Eimear McBride’s debut novel won critical acclaim upon its release as well as the 2014 Bailey’s Women’s Prize for Fiction.
Man Booker Prize winner Anne Enright hailed A Girl Is A Half-formed Thing as an instant classic and declared Eimear a genius for her ability to write 'truth-spilling, uncompromising and brilliant prose that can be, on occasion, quite hard to read.'
We follow Eimear’s protagonist, whose name is never revealed, as she grows from a child into a troubled young woman. Her relationship with her brother, who suffers brain damage following the removal of a tumour, provides the only source of light in the narrator’s otherwise deeply dark world. Her childhood is tarnished by her unstable mother who is at times is shockingly cruel. On reaching puberty she falls victim to sexual abuse at the hands of a predatory uncle, an experience that distorts her ideas about sex and leads to misadventure in a series of encounters that become increasingly masochistic.
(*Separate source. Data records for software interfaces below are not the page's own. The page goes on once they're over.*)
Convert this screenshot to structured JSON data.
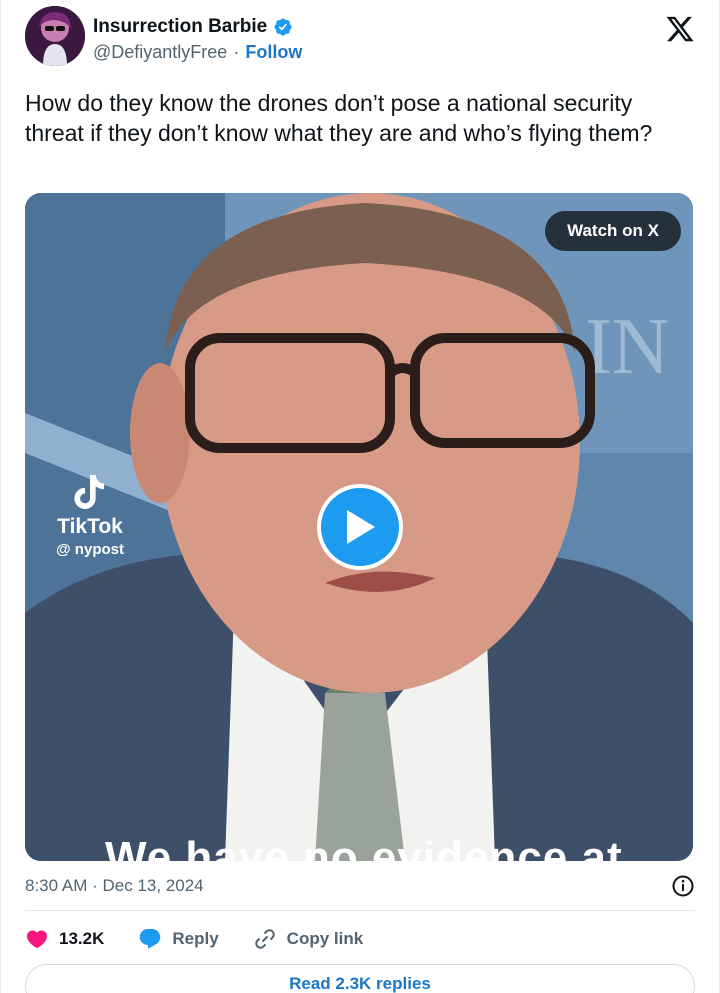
{
  "author": {
    "display_name": "Insurrection Barbie",
    "handle": "@DefiyantlyFree",
    "separator": "·",
    "follow_label": "Follow",
    "verified_icon": "verified-badge-icon",
    "avatar": "avatar"
  },
  "tweet": {
    "text": "How do they know the drones don’t pose a national security threat if they don’t know what they are and who’s flying them?"
  },
  "media": {
    "watch_label": "Watch on X",
    "play_icon": "play-icon",
    "watermark_brand": "TikTok",
    "watermark_handle": "@ nypost",
    "caption": "We have no evidence at"
  },
  "meta": {
    "timestamp": "8:30 AM · Dec 13, 2024",
    "info_icon": "info-icon"
  },
  "actions": {
    "likes": "13.2K",
    "reply_label": "Reply",
    "copy_link_label": "Copy link"
  },
  "read_replies_label": "Read 2.3K replies",
  "colors": {
    "accent": "#1d9bf0",
    "link": "#1d77c9",
    "like": "#f91880",
    "muted": "#536471"
  }
}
A Girl is A Half-formed Thing is written in beautifully original prose that ebb and flow with a delicacy that provides stark contrast with the harshness of Eimear’s subject matter and the direct manner in which she deals with it.